ZAMBOANGA, Philippines — A three-month fishing ban in Zamboanga Peninsula was officially implemented last Saturday, December 1.
Fishing for sardines, in particular, is strictly prohibited within the conservation area which covers the waters of East Sulu Sea, Basilan Strait, and Sibugay Bay.
The ban aims to increase fish stocks by allowing more fish to spawn and grow.
It will also give the fishing ground enough time to rejuvenate so that it can last for years to come.
The Bureau of Fisheries and Aquatic Resources (BFAR) are joined by the Philippine Coast Guard in patrolling the seas.
The BFAR expects the harvest of sardines and other fish to increase when the closed season ends on March 1.
Based on the agency’s data, the sardine catch in 2017 increased by 11 percent or equivalent to over 16,000 metric tons.
At present, the total commercial catch of sardines reaches up to 165,000 metric tons annually.
“The fish were supposed to have a closed and conserved and managed properly abounds within the fifteen kilometers which we are not allowed to fish,” said Roberto Baylosis, executive vice president of Southern Phils. Commercial Fisher, Inc.
Aside from sardines, there was also a five-percent increase in the harvest of other species like galunggong, kabalyas and tuna.
This has prompted Palawan and other areas to adopt the measure.
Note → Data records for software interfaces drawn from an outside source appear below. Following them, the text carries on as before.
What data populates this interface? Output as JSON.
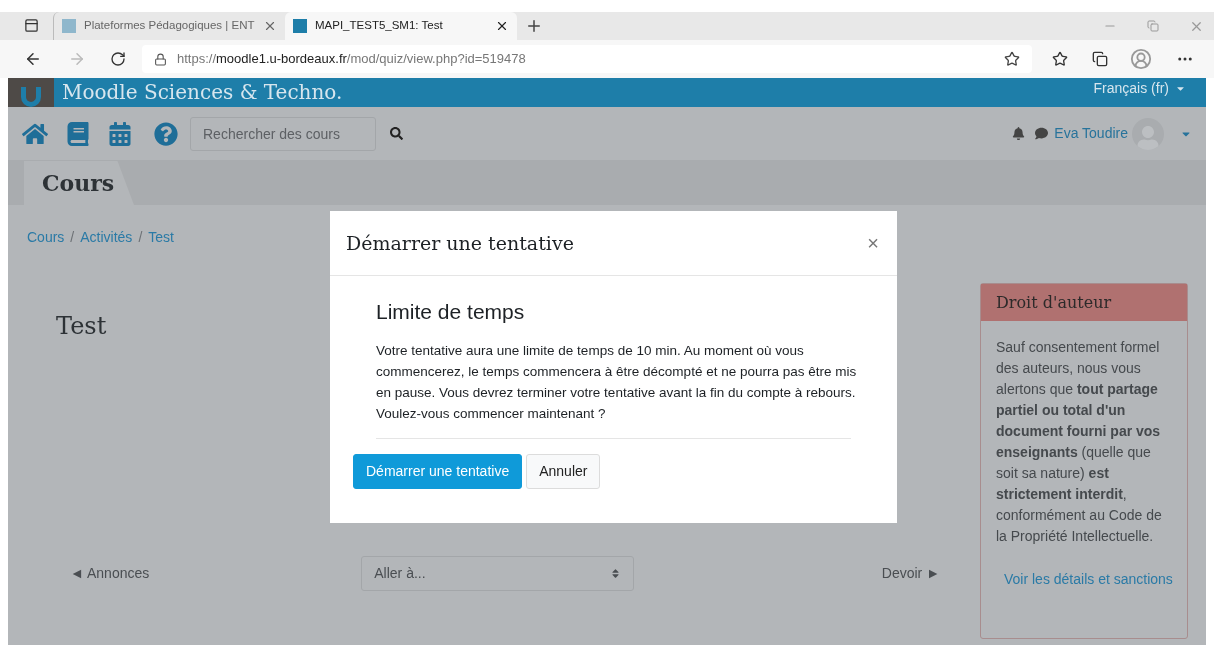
{
  "browser": {
    "tabs": [
      {
        "title": "Plateformes Pédagogiques | ENT",
        "selected": false
      },
      {
        "title": "MAPI_TEST5_SM1: Test",
        "selected": true
      }
    ],
    "url": {
      "scheme": "https://",
      "host": "moodle1.u-bordeaux.fr",
      "path": "/mod/quiz/view.php?id=519478"
    }
  },
  "site": {
    "title": "Moodle Sciences & Techno.",
    "language": "Français (fr)",
    "search_placeholder": "Rechercher des cours",
    "user": "Eva Toudire"
  },
  "page": {
    "section": "Cours",
    "breadcrumb": [
      "Cours",
      "Activités",
      "Test"
    ],
    "breadcrumb_separator": "/",
    "heading": "Test",
    "prev_link": "◄ Annonces",
    "jump_placeholder": "Aller à...",
    "next_link": "Devoir ►"
  },
  "block": {
    "title": "Droit d'auteur",
    "text": "Sauf consentement formel des auteurs, nous vous alertons que **tout partage partiel ou total d'un document fourni par vos enseignants** (quelle que soit sa nature) **est strictement interdit**, conformément au Code de la Propriété Intellectuelle.",
    "link": "Voir les détails et sanctions"
  },
  "modal": {
    "title": "Démarrer une tentative",
    "close": "×",
    "subtitle": "Limite de temps",
    "text": "Votre tentative aura une limite de temps de 10 min. Au moment où vous commencerez, le temps commencera à être décompté et ne pourra pas être mis en pause. Vous devrez terminer votre tentative avant la fin du compte à rebours. Voulez-vous commencer maintenant ?",
    "buttons": [
      {
        "label": "Démarrer une tentative",
        "kind": "primary"
      },
      {
        "label": "Annuler",
        "kind": "secondary"
      }
    ]
  }
}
“In Palawan more on galunggong; and in Davao also, same on small pelagic naging po model po itong ating practice here in Zamboanga peninsula. Napakaganda po nito because this is the way of protecting, conserving our resources,” said Isidro Velayo, Jr., regional director of BFAR-9. — Dante Amento | UNTV News & Rescue